Major-General Stephen Day.
Major-General Stephen Day. Vanessa Jarrett

Prime Ministers appoints new role to look at drought relief

THE Commonwealth's Coordinator-General for Drought, Major-General Stephen Day, paid a visit to Rockhampton yesterday promising to deliver on drought relief.

Maj-Gen Day had a meeting with Rockhampton Regional councillors and also spoke with farmers and local businesses about their issues.

The Coordinator-General for Drought is a new role, implemented about six weeks ago in light of the current extenuating drought New South Wales and Queensland are facing.

Maj-Gen Day said his role is to "better coordinate the national effort to support drought relief".

"There is a lot going on across all levels of government, businesses and charities...there are some concerns there are some overlaps and gaps, inefficiency, things we might not be doing that we should," he said.

"My role is to better understand the problem across the nation.... devise a plan to coordinate the effort and and get on and deliver it."

He said Rockhampton was an important doorstop on the drought map.

"Knowing Rockhampton is famously the beef capital of Australia and there will be flow-on effect from the drought on businesses here," Maj-Gen Day said.

The concerns Maj-Gen Day said he is looking at are about access to feed, prices, and the long term management of water.

"The recovery... the drought doesn't end when it rains.... for many folks it can take many years before income is meaningfully returned," Maj-Gen Day said.

He also said it was vital get information out there about the range of programs offered from all levels of governments for those drought-affected.

"It is difficult to understand what is available," he said.

Visiting around the eastern states, he said the drought "varied" across the regions.

Parts of Longreach and central/western Queensland are particularly bad because "they have been in drought for so long".

"They are entering their sixth or seventh year.... the drought is chronic, it is patchy... some places are doing okay and others aren't," he said.

An important key of getting through this national crisis was working as a team, Maj-Gen Day said.

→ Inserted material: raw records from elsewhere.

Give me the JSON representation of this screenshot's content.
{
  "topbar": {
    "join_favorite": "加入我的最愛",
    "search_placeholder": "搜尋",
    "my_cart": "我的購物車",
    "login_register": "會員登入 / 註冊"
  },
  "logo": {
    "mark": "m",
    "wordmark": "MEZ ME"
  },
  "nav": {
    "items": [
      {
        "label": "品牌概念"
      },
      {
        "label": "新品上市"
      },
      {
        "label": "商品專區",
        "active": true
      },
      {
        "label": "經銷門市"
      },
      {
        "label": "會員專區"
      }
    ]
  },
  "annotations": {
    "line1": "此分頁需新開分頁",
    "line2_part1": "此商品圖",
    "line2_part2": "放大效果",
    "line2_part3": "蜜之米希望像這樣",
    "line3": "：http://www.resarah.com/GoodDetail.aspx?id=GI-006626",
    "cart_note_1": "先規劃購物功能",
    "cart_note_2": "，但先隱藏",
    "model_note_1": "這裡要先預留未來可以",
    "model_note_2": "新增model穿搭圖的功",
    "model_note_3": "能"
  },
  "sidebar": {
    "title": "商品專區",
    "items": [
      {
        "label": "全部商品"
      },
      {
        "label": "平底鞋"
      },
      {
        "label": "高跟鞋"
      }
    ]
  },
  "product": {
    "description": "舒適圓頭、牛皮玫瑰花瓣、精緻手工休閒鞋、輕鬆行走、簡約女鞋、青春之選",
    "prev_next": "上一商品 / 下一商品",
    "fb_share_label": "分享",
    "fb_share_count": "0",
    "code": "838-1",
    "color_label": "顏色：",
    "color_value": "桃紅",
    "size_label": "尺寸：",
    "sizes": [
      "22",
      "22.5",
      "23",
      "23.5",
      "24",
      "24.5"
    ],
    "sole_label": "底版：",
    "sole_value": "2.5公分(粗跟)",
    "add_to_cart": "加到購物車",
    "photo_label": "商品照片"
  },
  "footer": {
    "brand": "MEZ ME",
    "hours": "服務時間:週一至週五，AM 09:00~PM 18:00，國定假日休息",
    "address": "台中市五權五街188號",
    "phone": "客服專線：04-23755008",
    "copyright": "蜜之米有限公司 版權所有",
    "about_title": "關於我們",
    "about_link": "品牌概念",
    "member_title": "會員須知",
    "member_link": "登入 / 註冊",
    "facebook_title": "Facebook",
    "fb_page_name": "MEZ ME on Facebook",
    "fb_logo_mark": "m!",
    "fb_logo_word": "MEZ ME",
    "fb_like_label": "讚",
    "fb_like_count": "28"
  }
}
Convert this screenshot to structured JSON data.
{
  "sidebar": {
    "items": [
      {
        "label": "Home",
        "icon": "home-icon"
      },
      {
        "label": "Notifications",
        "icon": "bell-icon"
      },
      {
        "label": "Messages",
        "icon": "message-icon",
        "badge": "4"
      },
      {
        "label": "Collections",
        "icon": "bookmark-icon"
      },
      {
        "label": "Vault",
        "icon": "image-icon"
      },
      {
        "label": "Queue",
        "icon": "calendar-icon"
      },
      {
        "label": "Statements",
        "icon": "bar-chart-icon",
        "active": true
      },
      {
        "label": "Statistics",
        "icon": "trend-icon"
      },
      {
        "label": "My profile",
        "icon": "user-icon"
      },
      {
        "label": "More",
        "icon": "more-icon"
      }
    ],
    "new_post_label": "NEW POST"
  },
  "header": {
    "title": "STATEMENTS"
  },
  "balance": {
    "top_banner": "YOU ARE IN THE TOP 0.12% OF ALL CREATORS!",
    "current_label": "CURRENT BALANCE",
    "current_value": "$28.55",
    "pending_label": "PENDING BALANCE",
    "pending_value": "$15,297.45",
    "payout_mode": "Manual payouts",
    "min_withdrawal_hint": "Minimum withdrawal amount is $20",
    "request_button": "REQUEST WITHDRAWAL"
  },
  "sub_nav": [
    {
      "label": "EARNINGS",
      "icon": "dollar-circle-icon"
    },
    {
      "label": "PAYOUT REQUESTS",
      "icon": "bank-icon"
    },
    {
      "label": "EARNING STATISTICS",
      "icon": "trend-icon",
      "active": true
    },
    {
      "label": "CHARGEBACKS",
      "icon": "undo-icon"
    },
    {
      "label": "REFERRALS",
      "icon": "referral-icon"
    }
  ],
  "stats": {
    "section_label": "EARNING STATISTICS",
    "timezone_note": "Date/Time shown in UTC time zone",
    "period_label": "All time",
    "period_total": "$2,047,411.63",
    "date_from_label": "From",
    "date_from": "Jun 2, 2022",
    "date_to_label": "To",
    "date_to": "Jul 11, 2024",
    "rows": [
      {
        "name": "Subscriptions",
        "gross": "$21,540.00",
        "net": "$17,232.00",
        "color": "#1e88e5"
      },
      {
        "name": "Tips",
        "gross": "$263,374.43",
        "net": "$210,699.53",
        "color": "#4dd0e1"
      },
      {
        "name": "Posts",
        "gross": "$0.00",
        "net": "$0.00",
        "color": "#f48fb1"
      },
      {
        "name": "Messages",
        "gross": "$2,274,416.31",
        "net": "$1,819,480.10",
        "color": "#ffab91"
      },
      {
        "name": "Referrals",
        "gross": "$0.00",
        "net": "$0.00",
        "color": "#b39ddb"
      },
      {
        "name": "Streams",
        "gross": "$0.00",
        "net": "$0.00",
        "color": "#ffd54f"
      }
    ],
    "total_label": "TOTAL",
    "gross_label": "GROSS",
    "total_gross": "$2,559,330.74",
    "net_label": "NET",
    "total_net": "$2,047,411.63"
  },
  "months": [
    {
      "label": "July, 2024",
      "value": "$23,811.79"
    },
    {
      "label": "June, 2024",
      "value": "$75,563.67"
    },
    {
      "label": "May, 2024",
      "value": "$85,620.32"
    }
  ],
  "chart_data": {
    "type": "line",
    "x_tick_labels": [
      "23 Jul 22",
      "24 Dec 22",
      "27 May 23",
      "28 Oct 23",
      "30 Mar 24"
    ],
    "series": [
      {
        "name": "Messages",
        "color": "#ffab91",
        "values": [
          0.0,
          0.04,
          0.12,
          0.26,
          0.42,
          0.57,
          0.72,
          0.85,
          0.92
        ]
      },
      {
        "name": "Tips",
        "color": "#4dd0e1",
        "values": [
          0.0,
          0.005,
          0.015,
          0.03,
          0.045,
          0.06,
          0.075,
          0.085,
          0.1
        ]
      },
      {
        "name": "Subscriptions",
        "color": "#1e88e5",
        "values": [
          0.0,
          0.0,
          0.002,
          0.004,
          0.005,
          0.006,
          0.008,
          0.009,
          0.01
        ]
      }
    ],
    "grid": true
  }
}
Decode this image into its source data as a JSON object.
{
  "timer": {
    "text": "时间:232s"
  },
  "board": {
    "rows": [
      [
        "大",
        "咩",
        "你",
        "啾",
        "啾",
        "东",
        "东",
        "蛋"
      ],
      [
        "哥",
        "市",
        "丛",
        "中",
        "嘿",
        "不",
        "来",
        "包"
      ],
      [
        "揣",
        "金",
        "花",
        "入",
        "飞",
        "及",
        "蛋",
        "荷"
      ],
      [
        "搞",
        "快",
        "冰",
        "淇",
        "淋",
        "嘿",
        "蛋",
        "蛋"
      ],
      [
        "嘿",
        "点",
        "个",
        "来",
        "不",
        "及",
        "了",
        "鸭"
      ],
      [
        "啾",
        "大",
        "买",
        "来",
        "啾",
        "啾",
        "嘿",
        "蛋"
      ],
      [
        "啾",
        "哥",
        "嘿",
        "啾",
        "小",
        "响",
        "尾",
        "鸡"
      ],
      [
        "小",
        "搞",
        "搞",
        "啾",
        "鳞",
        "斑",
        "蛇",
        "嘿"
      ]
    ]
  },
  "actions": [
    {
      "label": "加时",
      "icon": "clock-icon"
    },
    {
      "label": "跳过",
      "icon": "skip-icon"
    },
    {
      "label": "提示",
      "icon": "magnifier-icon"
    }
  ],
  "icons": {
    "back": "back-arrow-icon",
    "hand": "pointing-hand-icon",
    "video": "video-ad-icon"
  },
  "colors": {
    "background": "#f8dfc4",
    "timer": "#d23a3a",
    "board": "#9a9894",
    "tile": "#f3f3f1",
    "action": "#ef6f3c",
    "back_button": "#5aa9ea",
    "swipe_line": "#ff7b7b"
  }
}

"There are people who are doing okay and there are people who are really hurting... we need to work together as a team to help get our fellow citizen through this with some comfort and dignity," he said.